When you’re in a relationship, it can be hard not to constantly think about how perfect your partner is. But what if they’re not?
Idealising your partner is easy to do, but it’s also dangerous. It makes you feel more inclined to forgive certain things that perhaps aren’t so forgivable. That’s why it’s important, at the beginning of relationships and throughout them, to stop and ask yourself whether your partner really deserves that pedestal time. If they’re cheating or abusive or anything of the sort, then there’s probably something wrong with that person and not with you. And if they’re the perfect partner and your idol, then you might need to stop idealising them. If you feel that it’s not worth it, then it probably isn’t.
Your relationship is not meant to be perfect always
But this is one of those things that are hard to do when you’re in a relationship. You don’t want to be the one who ruins the pedestal, didn’t you? So… how do we stop doing it?
This article has been written by Dr Phoebe Howe, an Everyday Psychology blogger. Let’s face it, sometimes relationships can be a bit complicated and breaking up is never easy. When things are going wrong or just not working out as well as we’d like, many people try to figure out why. It’s natural to want to find answers and ways to fix things. It’s also normal to be worried about whether or not you should stay with your partner or if it would be better to end things.
When we’re in a relationship, it’s easy for us to idealise our partners. We want them not just look good on the outside, but be good people too – nice, caring, thoughtful (and all the other niceties of the world).
But sometimes idealisation can become a problem – we might think that our partner is perfect and then we expect them to meet every single one of our expectations.

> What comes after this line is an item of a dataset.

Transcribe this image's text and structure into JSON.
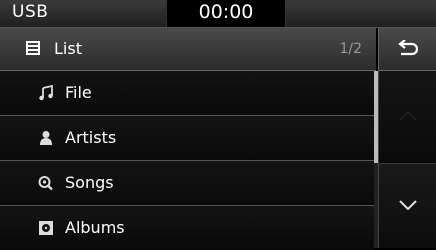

If this doesn’t happen, we might then start overemphasising the things that annoy us. We begin to over-notice their flaws compared to their good points, which makes us no longer want them on that pedestal.
Why do people idealise their partners?
Liking your partner is important and it’s nothing bad – in fact it’s fundamental for a good relationship. However, it can be taken too far if you put them on a pedestal. At first, this kind of idealisation is normal – you’d be bored and unhappy if you liked everything about your partner and they liked everything about you. It’s important that the person you have chosen can also like you for who you are.
This kind of idealisation is different to the kind that, in effect, puts you on a pedestal. It’s when you think that they’re out of your league, that they’re perfect and that they’re going to stay this way forever. “When a person in a relationship becomes too dependent on their partner for positive regard and self-esteem it can lead to an unhealthy pattern of behaviour,” says Dr Rhonda Freeman, Clinical Psychologist at The Harley Street Clinic. The fear of losing this idealised partner and having them no longer like you can increase your dependency on them even more.
It can be hard to stop idealising your partner. One study showed that it’s common for people to see a partner as the ‘ultimate’ person, which is very attractive to other people. Unfortunately, when the person who has this ultimate attribute leaves the relationship, they leave a gaping hole which needs time to heal. “Even though you know logically that your relationship is healthy and reasonable, your brain will continue to process its demise in a childlike manner,” says Dr Freeman. So how do we stop this unhealthy behaviour?
How could idealising your partner be bad for you?
The more you idealise your partner, the more you’re likely to let their faults go. “In romantic relationships, idealisation allows us to minimize negative behaviour in our partners and accentuate their positive aspects,” says Dr Freeman. This is dangerous for a number of reasons. “Faults – such as being argumentative or not pulling their weight financially – will probably lead to an eventual breakup,” says Greg O’Neill, Clinical Psychologist at The Manor Clinic. “However, if you ignore these faults and focus on the idealised parts of your partner, you may be more willing to tolerate them,” he says.
This isn’t only bad for your relationship because you’re ignoring the faults. It’s also bad for you because it’s bad for mental health. “Idealising your partner makes it more difficult to get the support you need during a break up,” says Dr O’Neill. “You’re more likely to view the positive aspects of your relationship as unique, special and irreplaceable, which may leave you feeling isolated and miserable after the breakup,” he says. In short, that idealisation might be making things worse in your life.
How can I stop?
Firstly, don’t pressure yourself too much or it will become harder to do this. It’s more important to be kind to yourself and take these steps gradually. “It takes time for your brain to process a loss, so try not to rush it,” says Dr Freeman. “Give yourself permission to feel sad and struggling for a period of time.” Take a few deep breaths and remind yourself that it’s okay to feel this way, because you ARE feeling sad!
Focus on the things you don’t like about your partner – no matter how small the problems are. There are always going to be flaws, so just start right now. You can become dependent on your partner and that’s not good for you in the long run. Thinking about those imperfections might make it easier for you to leave or realise that they’re no longer perfect in your eyes (once again, remember that relationships change).